Steps to install a pond with a liner:
For ponds, consider a mix of emergent, submergent, and floating species. Emergent plants, those that have their roots in the water but their shoots above water, can be added to the margins of pools. These include cattails (Typha spp.), arrowhead (Sagittaria spp.), and water lilies (Nymphaea spp.). Submergent species, or those that remain under water such as elodea, are often used as oxygenators. These are plants that remove carbon dioxide from the water and add oxygen. These plants are essential in most ponds to keep the water clear. Floating species or those that are not anchored at all in the pond include plants such as duckweed (Lemna minor), water lettuce (Pistia stratiotes), and water hyacinth (Eichhornia crassipes). While attractive, water hyacinth and water lettuce can be serious weed problems in the south; however, since they are not winter hardy, there is no problem with them spreading in northern climates. While not as effective as oxygenators, these plants help keep the water clear by limiting the amount of sunlight that algae receive. In tiny ponds created in barrels and similar containers, these plants may be adequate to maintain clear water.
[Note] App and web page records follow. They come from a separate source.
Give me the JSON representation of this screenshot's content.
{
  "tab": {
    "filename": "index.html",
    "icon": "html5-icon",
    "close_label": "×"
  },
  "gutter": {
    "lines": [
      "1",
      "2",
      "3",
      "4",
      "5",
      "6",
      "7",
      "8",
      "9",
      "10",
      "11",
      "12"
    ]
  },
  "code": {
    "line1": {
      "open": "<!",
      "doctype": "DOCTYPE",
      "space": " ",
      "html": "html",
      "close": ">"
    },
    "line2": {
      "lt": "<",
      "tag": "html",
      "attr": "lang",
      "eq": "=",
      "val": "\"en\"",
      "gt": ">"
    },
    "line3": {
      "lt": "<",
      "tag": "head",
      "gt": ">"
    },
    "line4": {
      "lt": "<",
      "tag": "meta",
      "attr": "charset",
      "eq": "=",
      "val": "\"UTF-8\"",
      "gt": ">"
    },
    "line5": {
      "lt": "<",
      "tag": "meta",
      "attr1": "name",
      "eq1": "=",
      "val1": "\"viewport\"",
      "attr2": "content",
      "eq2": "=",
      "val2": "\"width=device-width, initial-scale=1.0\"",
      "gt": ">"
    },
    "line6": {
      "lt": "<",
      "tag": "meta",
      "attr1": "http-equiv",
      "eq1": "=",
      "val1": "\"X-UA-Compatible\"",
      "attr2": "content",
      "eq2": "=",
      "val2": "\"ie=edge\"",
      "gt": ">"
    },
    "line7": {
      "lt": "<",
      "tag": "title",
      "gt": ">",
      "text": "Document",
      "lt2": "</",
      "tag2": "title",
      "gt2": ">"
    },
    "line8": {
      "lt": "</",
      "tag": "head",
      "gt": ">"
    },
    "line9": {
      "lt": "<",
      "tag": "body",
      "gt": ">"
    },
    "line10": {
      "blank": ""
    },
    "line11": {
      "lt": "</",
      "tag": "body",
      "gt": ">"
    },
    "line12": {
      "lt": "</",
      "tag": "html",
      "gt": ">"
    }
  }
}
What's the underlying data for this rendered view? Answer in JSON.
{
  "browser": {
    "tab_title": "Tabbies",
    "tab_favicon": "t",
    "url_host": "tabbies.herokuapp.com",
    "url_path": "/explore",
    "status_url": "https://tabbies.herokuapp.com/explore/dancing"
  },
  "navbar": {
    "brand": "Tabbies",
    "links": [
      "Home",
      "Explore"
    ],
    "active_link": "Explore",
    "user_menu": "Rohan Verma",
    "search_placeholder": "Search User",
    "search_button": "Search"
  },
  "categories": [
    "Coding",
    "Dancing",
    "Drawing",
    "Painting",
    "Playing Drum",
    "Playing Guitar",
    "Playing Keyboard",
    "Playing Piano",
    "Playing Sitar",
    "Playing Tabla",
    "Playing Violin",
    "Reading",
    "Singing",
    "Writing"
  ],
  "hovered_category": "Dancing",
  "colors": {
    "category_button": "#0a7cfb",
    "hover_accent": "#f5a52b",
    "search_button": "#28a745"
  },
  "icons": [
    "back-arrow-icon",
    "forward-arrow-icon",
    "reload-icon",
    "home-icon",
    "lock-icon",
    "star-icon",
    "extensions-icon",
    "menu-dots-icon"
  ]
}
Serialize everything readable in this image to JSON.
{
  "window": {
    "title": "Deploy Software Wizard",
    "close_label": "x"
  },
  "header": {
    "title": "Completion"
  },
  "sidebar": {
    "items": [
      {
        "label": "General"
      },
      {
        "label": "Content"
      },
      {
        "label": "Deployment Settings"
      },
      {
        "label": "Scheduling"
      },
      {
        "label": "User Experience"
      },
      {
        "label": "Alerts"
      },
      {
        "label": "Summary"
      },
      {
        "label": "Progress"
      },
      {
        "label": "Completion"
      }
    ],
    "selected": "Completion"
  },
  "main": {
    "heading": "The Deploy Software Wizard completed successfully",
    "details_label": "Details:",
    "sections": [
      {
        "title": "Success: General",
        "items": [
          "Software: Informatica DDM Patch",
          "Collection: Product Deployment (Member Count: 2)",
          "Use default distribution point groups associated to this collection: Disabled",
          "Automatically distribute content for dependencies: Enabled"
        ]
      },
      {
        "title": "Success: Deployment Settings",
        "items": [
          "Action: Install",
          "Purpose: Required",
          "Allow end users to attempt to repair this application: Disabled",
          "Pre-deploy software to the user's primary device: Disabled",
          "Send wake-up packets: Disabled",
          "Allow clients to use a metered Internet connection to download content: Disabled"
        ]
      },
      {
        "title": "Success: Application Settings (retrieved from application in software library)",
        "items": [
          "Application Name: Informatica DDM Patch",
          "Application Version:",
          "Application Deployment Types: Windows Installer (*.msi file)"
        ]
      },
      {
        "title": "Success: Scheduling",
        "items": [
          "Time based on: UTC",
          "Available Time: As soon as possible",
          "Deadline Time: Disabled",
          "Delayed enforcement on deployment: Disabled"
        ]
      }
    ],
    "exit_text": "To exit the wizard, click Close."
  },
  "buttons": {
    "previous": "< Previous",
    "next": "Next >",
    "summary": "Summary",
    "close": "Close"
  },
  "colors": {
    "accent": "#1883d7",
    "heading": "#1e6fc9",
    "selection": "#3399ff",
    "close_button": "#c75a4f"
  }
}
Choosing and establishing plants for ponds
Plants should cover 50 to 70 percent of the water surface. Native plants usually do not need fertilizer. For some exotic water lilies, limited fertilizing once yearly may be required. Check with your nursery on care of plants and how deep to place potted plants. Be aware that over-fertilizing may cause unwanted algae blooms which can rob the water of oxygen.
Consider stocking your backyard pond with native fish. They are fun to watch and help keep the pond free of unwanted insects. Most small ponds will warm up quickly in the summer, so make sure you stock with fish that can tolerate elevated temperatures.
You'll also need scavengers, such as aquatic snails and tadpoles, to help control algae. In cold climates, a heater may be necessary for fish to survive the winter. However, this uses a significant amount of electricity and, in most cases, probably is not justified. A better option may be to set up an indoor aquarium in which to over-winter fish and plants.
Algae is a common problem in many newly established ponds. The water often becomes an unsightly green after a few days. While your first instinct is to drain the pond and start over, this only prolongs the problem. Once a pond is "balanced," algae usually are kept at an acceptable level. A balanced pond is one in which the nutrients are at the appropriate level for the plants present. Excess nutrients and light are needed for algae. Reducing the nutrients and decreasing the amount of light entering the water will help reduce algae. Floating plants or those with broad leaves such as water lilies will help reduce the amount of light available for algae and compete for available nutrients. Scavengers such as snails will help clean up wastes from the bottom of the pond.
Pond filters can help reduce algae, but require maintenance. Filters need to be cleaned frequently if algae is a problem. Chemicals can also be used to control algae. Use cautiously as they can be toxic to other plants and aquatic life. The need for algaecides should decrease as plants become established.
Excessive plant growth, especially of free-floating plants, may be a problem. Periodically skim off excess growth of duckweed, water lettuce, and other floating plants. Monthly, prune dying plant material. Clean out some of the decaying plant material that has accumulated in the bottom of the pond in the spring. Remember: a natural pond is not a swimming pool and too much cleaning can do more harm than good.
Locate the backyard pond where it is unlikely to attract unattended children. Check local safety ordinances to determine if a fence is required for the specific depth and size of your pond. Check local building ordinances for depth and safety restrictions and permits. Equip outdoor outlets with a ground-fault circuit interrupter. Unplug the pump before cleaning the filter.